[WHAT IS BEING ASKED]:
Filter these entries down to the lines that hold the word "left", and show each of them.

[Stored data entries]
---------------

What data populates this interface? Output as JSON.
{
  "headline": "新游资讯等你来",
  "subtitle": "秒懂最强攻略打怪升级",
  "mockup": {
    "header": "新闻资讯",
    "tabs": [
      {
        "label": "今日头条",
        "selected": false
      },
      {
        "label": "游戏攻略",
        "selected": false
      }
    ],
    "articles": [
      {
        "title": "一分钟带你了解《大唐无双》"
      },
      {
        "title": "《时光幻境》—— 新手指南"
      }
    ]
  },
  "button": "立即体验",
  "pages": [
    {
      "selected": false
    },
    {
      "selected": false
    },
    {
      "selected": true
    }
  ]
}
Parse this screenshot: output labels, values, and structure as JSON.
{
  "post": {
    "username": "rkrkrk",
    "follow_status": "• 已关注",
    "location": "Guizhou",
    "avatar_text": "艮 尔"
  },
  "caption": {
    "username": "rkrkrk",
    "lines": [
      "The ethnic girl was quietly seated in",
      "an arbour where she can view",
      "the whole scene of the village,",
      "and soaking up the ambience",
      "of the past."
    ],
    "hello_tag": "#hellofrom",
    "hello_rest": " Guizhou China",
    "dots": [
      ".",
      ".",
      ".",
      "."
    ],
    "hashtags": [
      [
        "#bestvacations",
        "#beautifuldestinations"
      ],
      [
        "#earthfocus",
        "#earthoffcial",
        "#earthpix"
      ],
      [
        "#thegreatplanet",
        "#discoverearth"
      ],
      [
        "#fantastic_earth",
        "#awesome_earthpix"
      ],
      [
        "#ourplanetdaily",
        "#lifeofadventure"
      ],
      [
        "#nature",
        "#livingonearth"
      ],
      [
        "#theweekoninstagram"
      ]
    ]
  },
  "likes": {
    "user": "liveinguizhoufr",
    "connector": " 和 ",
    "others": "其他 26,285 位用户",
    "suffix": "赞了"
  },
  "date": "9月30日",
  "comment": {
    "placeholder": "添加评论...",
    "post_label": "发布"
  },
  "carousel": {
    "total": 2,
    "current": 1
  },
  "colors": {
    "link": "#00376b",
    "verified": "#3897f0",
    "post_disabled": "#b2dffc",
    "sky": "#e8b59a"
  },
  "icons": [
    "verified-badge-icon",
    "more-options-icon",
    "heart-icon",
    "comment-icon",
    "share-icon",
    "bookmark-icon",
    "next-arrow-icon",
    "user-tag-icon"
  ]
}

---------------

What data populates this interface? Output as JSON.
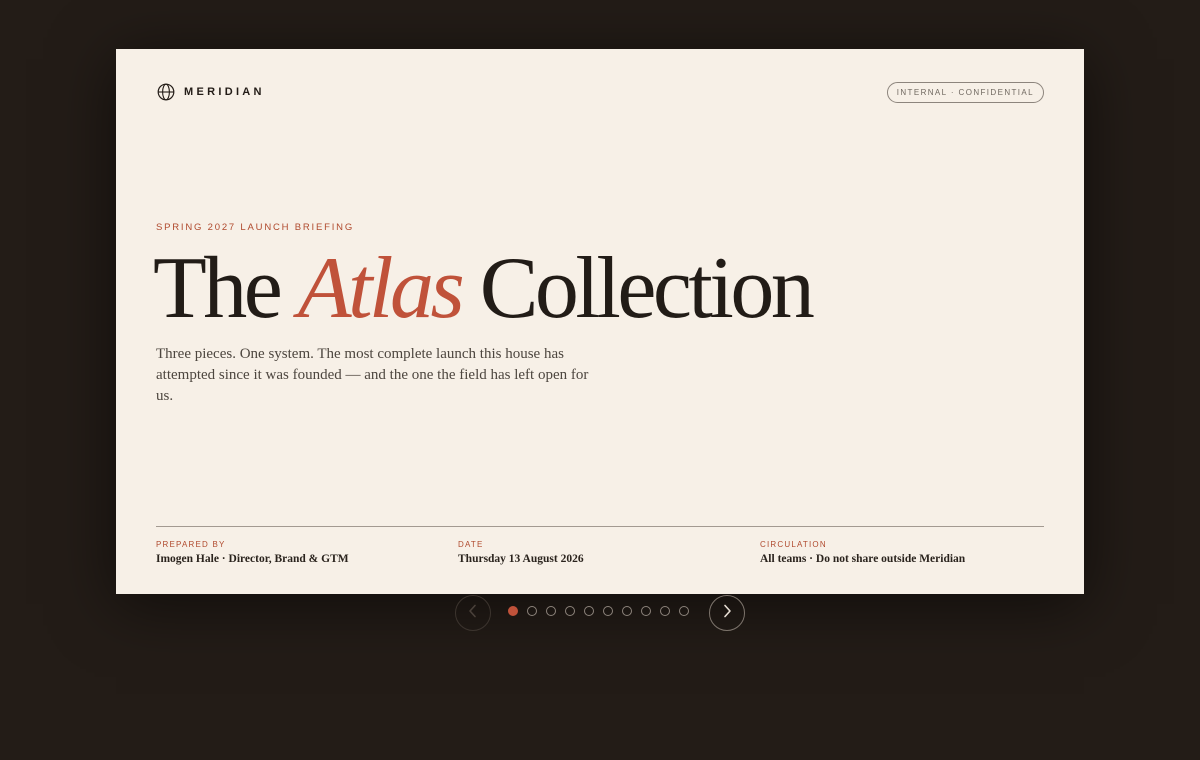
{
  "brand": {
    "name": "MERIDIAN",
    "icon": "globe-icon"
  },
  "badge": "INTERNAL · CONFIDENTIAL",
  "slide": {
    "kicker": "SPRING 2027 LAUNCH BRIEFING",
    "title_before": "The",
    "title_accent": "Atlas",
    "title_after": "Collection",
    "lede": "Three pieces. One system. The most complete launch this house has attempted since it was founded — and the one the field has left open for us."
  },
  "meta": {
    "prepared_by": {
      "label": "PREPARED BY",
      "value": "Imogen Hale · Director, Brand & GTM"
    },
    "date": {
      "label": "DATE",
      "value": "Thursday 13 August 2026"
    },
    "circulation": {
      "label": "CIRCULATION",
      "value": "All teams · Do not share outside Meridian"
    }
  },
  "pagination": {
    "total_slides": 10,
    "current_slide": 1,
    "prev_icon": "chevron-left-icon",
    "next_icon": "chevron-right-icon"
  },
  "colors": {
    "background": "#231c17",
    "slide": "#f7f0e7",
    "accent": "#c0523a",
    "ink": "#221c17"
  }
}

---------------

[EXERCISE RESULT]:
    "lede": "Three pieces. One system. The most complete launch this house has attempted since it was founded — and the one the field has left open for us."
    "prev_icon": "chevron-left-icon",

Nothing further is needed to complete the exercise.